◆ **PROBLEM TO WORK ON**: Each entry must be given again exactly; images do not belong in the copy.
**** INPUT RECORDS ****
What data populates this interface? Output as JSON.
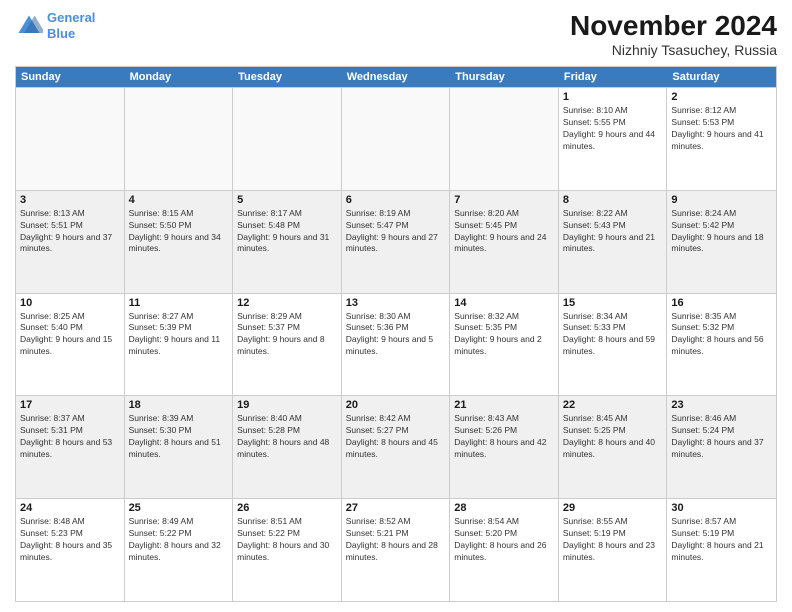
{
  "logo": {
    "line1": "General",
    "line2": "Blue"
  },
  "title": "November 2024",
  "subtitle": "Nizhniy Tsasuchey, Russia",
  "days": [
    "Sunday",
    "Monday",
    "Tuesday",
    "Wednesday",
    "Thursday",
    "Friday",
    "Saturday"
  ],
  "rows": [
    [
      {
        "day": "",
        "info": ""
      },
      {
        "day": "",
        "info": ""
      },
      {
        "day": "",
        "info": ""
      },
      {
        "day": "",
        "info": ""
      },
      {
        "day": "",
        "info": ""
      },
      {
        "day": "1",
        "info": "Sunrise: 8:10 AM\nSunset: 5:55 PM\nDaylight: 9 hours and 44 minutes."
      },
      {
        "day": "2",
        "info": "Sunrise: 8:12 AM\nSunset: 5:53 PM\nDaylight: 9 hours and 41 minutes."
      }
    ],
    [
      {
        "day": "3",
        "info": "Sunrise: 8:13 AM\nSunset: 5:51 PM\nDaylight: 9 hours and 37 minutes."
      },
      {
        "day": "4",
        "info": "Sunrise: 8:15 AM\nSunset: 5:50 PM\nDaylight: 9 hours and 34 minutes."
      },
      {
        "day": "5",
        "info": "Sunrise: 8:17 AM\nSunset: 5:48 PM\nDaylight: 9 hours and 31 minutes."
      },
      {
        "day": "6",
        "info": "Sunrise: 8:19 AM\nSunset: 5:47 PM\nDaylight: 9 hours and 27 minutes."
      },
      {
        "day": "7",
        "info": "Sunrise: 8:20 AM\nSunset: 5:45 PM\nDaylight: 9 hours and 24 minutes."
      },
      {
        "day": "8",
        "info": "Sunrise: 8:22 AM\nSunset: 5:43 PM\nDaylight: 9 hours and 21 minutes."
      },
      {
        "day": "9",
        "info": "Sunrise: 8:24 AM\nSunset: 5:42 PM\nDaylight: 9 hours and 18 minutes."
      }
    ],
    [
      {
        "day": "10",
        "info": "Sunrise: 8:25 AM\nSunset: 5:40 PM\nDaylight: 9 hours and 15 minutes."
      },
      {
        "day": "11",
        "info": "Sunrise: 8:27 AM\nSunset: 5:39 PM\nDaylight: 9 hours and 11 minutes."
      },
      {
        "day": "12",
        "info": "Sunrise: 8:29 AM\nSunset: 5:37 PM\nDaylight: 9 hours and 8 minutes."
      },
      {
        "day": "13",
        "info": "Sunrise: 8:30 AM\nSunset: 5:36 PM\nDaylight: 9 hours and 5 minutes."
      },
      {
        "day": "14",
        "info": "Sunrise: 8:32 AM\nSunset: 5:35 PM\nDaylight: 9 hours and 2 minutes."
      },
      {
        "day": "15",
        "info": "Sunrise: 8:34 AM\nSunset: 5:33 PM\nDaylight: 8 hours and 59 minutes."
      },
      {
        "day": "16",
        "info": "Sunrise: 8:35 AM\nSunset: 5:32 PM\nDaylight: 8 hours and 56 minutes."
      }
    ],
    [
      {
        "day": "17",
        "info": "Sunrise: 8:37 AM\nSunset: 5:31 PM\nDaylight: 8 hours and 53 minutes."
      },
      {
        "day": "18",
        "info": "Sunrise: 8:39 AM\nSunset: 5:30 PM\nDaylight: 8 hours and 51 minutes."
      },
      {
        "day": "19",
        "info": "Sunrise: 8:40 AM\nSunset: 5:28 PM\nDaylight: 8 hours and 48 minutes."
      },
      {
        "day": "20",
        "info": "Sunrise: 8:42 AM\nSunset: 5:27 PM\nDaylight: 8 hours and 45 minutes."
      },
      {
        "day": "21",
        "info": "Sunrise: 8:43 AM\nSunset: 5:26 PM\nDaylight: 8 hours and 42 minutes."
      },
      {
        "day": "22",
        "info": "Sunrise: 8:45 AM\nSunset: 5:25 PM\nDaylight: 8 hours and 40 minutes."
      },
      {
        "day": "23",
        "info": "Sunrise: 8:46 AM\nSunset: 5:24 PM\nDaylight: 8 hours and 37 minutes."
      }
    ],
    [
      {
        "day": "24",
        "info": "Sunrise: 8:48 AM\nSunset: 5:23 PM\nDaylight: 8 hours and 35 minutes."
      },
      {
        "day": "25",
        "info": "Sunrise: 8:49 AM\nSunset: 5:22 PM\nDaylight: 8 hours and 32 minutes."
      },
      {
        "day": "26",
        "info": "Sunrise: 8:51 AM\nSunset: 5:22 PM\nDaylight: 8 hours and 30 minutes."
      },
      {
        "day": "27",
        "info": "Sunrise: 8:52 AM\nSunset: 5:21 PM\nDaylight: 8 hours and 28 minutes."
      },
      {
        "day": "28",
        "info": "Sunrise: 8:54 AM\nSunset: 5:20 PM\nDaylight: 8 hours and 26 minutes."
      },
      {
        "day": "29",
        "info": "Sunrise: 8:55 AM\nSunset: 5:19 PM\nDaylight: 8 hours and 23 minutes."
      },
      {
        "day": "30",
        "info": "Sunrise: 8:57 AM\nSunset: 5:19 PM\nDaylight: 8 hours and 21 minutes."
      }
    ]
  ]
}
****
◆ **TASK ANSWER**:
What data populates this interface? Output as JSON.
{
  "logo": {
    "line1": "General",
    "line2": "Blue"
  },
  "title": "November 2024",
  "subtitle": "Nizhniy Tsasuchey, Russia",
  "days": [
    "Sunday",
    "Monday",
    "Tuesday",
    "Wednesday",
    "Thursday",
    "Friday",
    "Saturday"
  ],
  "rows": [
    [
      {
        "day": "",
        "info": ""
      },
      {
        "day": "",
        "info": ""
      },
      {
        "day": "",
        "info": ""
      },
      {
        "day": "",
        "info": ""
      },
      {
        "day": "",
        "info": ""
      },
      {
        "day": "1",
        "info": "Sunrise: 8:10 AM\nSunset: 5:55 PM\nDaylight: 9 hours and 44 minutes."
      },
      {
        "day": "2",
        "info": "Sunrise: 8:12 AM\nSunset: 5:53 PM\nDaylight: 9 hours and 41 minutes."
      }
    ],
    [
      {
        "day": "3",
        "info": "Sunrise: 8:13 AM\nSunset: 5:51 PM\nDaylight: 9 hours and 37 minutes."
      },
      {
        "day": "4",
        "info": "Sunrise: 8:15 AM\nSunset: 5:50 PM\nDaylight: 9 hours and 34 minutes."
      },
      {
        "day": "5",
        "info": "Sunrise: 8:17 AM\nSunset: 5:48 PM\nDaylight: 9 hours and 31 minutes."
      },
      {
        "day": "6",
        "info": "Sunrise: 8:19 AM\nSunset: 5:47 PM\nDaylight: 9 hours and 27 minutes."
      },
      {
        "day": "7",
        "info": "Sunrise: 8:20 AM\nSunset: 5:45 PM\nDaylight: 9 hours and 24 minutes."
      },
      {
        "day": "8",
        "info": "Sunrise: 8:22 AM\nSunset: 5:43 PM\nDaylight: 9 hours and 21 minutes."
      },
      {
        "day": "9",
        "info": "Sunrise: 8:24 AM\nSunset: 5:42 PM\nDaylight: 9 hours and 18 minutes."
      }
    ],
    [
      {
        "day": "10",
        "info": "Sunrise: 8:25 AM\nSunset: 5:40 PM\nDaylight: 9 hours and 15 minutes."
      },
      {
        "day": "11",
        "info": "Sunrise: 8:27 AM\nSunset: 5:39 PM\nDaylight: 9 hours and 11 minutes."
      },
      {
        "day": "12",
        "info": "Sunrise: 8:29 AM\nSunset: 5:37 PM\nDaylight: 9 hours and 8 minutes."
      },
      {
        "day": "13",
        "info": "Sunrise: 8:30 AM\nSunset: 5:36 PM\nDaylight: 9 hours and 5 minutes."
      },
      {
        "day": "14",
        "info": "Sunrise: 8:32 AM\nSunset: 5:35 PM\nDaylight: 9 hours and 2 minutes."
      },
      {
        "day": "15",
        "info": "Sunrise: 8:34 AM\nSunset: 5:33 PM\nDaylight: 8 hours and 59 minutes."
      },
      {
        "day": "16",
        "info": "Sunrise: 8:35 AM\nSunset: 5:32 PM\nDaylight: 8 hours and 56 minutes."
      }
    ],
    [
      {
        "day": "17",
        "info": "Sunrise: 8:37 AM\nSunset: 5:31 PM\nDaylight: 8 hours and 53 minutes."
      },
      {
        "day": "18",
        "info": "Sunrise: 8:39 AM\nSunset: 5:30 PM\nDaylight: 8 hours and 51 minutes."
      },
      {
        "day": "19",
        "info": "Sunrise: 8:40 AM\nSunset: 5:28 PM\nDaylight: 8 hours and 48 minutes."
      },
      {
        "day": "20",
        "info": "Sunrise: 8:42 AM\nSunset: 5:27 PM\nDaylight: 8 hours and 45 minutes."
      },
      {
        "day": "21",
        "info": "Sunrise: 8:43 AM\nSunset: 5:26 PM\nDaylight: 8 hours and 42 minutes."
      },
      {
        "day": "22",
        "info": "Sunrise: 8:45 AM\nSunset: 5:25 PM\nDaylight: 8 hours and 40 minutes."
      },
      {
        "day": "23",
        "info": "Sunrise: 8:46 AM\nSunset: 5:24 PM\nDaylight: 8 hours and 37 minutes."
      }
    ],
    [
      {
        "day": "24",
        "info": "Sunrise: 8:48 AM\nSunset: 5:23 PM\nDaylight: 8 hours and 35 minutes."
      },
      {
        "day": "25",
        "info": "Sunrise: 8:49 AM\nSunset: 5:22 PM\nDaylight: 8 hours and 32 minutes."
      },
      {
        "day": "26",
        "info": "Sunrise: 8:51 AM\nSunset: 5:22 PM\nDaylight: 8 hours and 30 minutes."
      },
      {
        "day": "27",
        "info": "Sunrise: 8:52 AM\nSunset: 5:21 PM\nDaylight: 8 hours and 28 minutes."
      },
      {
        "day": "28",
        "info": "Sunrise: 8:54 AM\nSunset: 5:20 PM\nDaylight: 8 hours and 26 minutes."
      },
      {
        "day": "29",
        "info": "Sunrise: 8:55 AM\nSunset: 5:19 PM\nDaylight: 8 hours and 23 minutes."
      },
      {
        "day": "30",
        "info": "Sunrise: 8:57 AM\nSunset: 5:19 PM\nDaylight: 8 hours and 21 minutes."
      }
    ]
  ]
}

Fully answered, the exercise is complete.